Queen of the Bon Accord Harbour


An elegant twist on the kiwi holiday home now perches unobtrusively above the Bon Accord Harbour on Kawau Island.

Designed by Dorrington Atcheson Architects, the home is made up of two pavilions clad in cedar shiplap and black ply blending artfully into the surrounding native bush.

“We ended up with two sections – one with the kitchen, living, dining and the second with three bedrooms and a bathroom,” says architect Tim Dorrington. “It’s quite a playful space. And it was a fun project because of the challenges with the site and the willingness of the client to push the envelope a little bit in terms of what a standard building would be.”

Tim says that access to the site was one of the main challenges when designing.

“It was tough trying to design something that was actually buildable,” he says. “It’s pretty steep, and every last thing you take there has to come over by boat or helicopter. All the piles were helicoptered over, so that was quite an organisational challenge. A lot of stuff was loaded up on barges on the Sandspit side and then sailed over – we must have got at least six to eight barges full. Then once it’s here you have to bring it all up from the jetty to the house by cable car.”


Inside the house, use of raw materials such as solid-oak floorings, concrete benchtops and steel splashbacks contrast well with bold bursts of colour in the bedrooms. Tim says a lot of thought was put into how the house would blend in with the surroundings.

“It’s only been built to be as big as it needs to be. The cedar was left natural so eventually, it will weather off. From a sustainability perspective, it's built to stand the test of time. It doesn't have a lot of toxicity in the materials and doesn't need a lot of maintenance. And it has a passive design, so you've got windows in the right place for getting solar gain and letting the sun in, and good ventilation.”

Tim says he is proud of how much functionality he fit into a small footprint.

“It functions almost as a large holiday resort for two or three families – or for a group of 20 friends – even though it's only 120 square metres. It works like a house twice that size. The design allows for maximum flexibility – it can function as a family bach, or as an event centre, or even as a campground.”

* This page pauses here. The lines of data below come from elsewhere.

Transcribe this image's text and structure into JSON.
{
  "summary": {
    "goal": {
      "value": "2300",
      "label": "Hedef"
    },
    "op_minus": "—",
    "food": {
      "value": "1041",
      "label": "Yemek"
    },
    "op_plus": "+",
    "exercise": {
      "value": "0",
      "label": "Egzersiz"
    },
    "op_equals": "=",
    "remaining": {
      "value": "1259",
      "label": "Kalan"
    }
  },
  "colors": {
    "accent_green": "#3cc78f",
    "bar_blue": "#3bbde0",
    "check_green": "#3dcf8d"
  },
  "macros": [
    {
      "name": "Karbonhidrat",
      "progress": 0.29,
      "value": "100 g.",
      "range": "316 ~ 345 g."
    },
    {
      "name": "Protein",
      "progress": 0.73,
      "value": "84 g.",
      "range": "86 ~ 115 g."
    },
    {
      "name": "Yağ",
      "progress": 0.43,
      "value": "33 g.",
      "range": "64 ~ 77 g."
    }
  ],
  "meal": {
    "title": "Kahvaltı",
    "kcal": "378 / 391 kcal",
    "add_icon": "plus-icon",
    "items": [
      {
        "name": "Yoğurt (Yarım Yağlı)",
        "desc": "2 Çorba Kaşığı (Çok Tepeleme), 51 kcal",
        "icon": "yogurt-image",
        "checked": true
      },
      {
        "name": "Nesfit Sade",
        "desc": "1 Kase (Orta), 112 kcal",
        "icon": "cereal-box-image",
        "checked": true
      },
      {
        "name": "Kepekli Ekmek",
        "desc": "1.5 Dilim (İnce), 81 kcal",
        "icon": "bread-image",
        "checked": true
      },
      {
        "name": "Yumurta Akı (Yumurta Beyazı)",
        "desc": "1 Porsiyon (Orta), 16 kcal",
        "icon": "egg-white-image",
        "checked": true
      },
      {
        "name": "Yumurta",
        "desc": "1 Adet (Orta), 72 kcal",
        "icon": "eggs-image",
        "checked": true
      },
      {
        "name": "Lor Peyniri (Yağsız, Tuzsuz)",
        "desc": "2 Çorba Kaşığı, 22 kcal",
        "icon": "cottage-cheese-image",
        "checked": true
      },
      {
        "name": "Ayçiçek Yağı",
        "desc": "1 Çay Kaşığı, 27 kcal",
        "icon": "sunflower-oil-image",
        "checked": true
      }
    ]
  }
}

“The back courtyard has a fireplace for hanging out at the end of the day. The main lounge area opens up to the covered deck immediately outside, which is more of your daytime spot – it’s a very natural extension sticking out into the treetops and looking out over the view,” says Tim. “So the main living happens outside, as there are several outdoor spaces where the family congregate, eat and play.”

This is the second house Tim Dorrington has designed on Kawau, the other for the brother of the same family as this home. DAA are also designing several houses around Matakana, and have just finished one on Whitmore Road heading out to Tawharanui.

Tim says he enjoys coming up to the area.

“I love getting up here – jumping on a bike and going fishing from Omaha bridge. Matakana has changed a lot over the years. When I used to visit my grandparents in Point Wells as a child, Matakana was only a petrol station, so it's really been growing, but still has a relaxed feel which is great for holidays.”



Susannah Marshall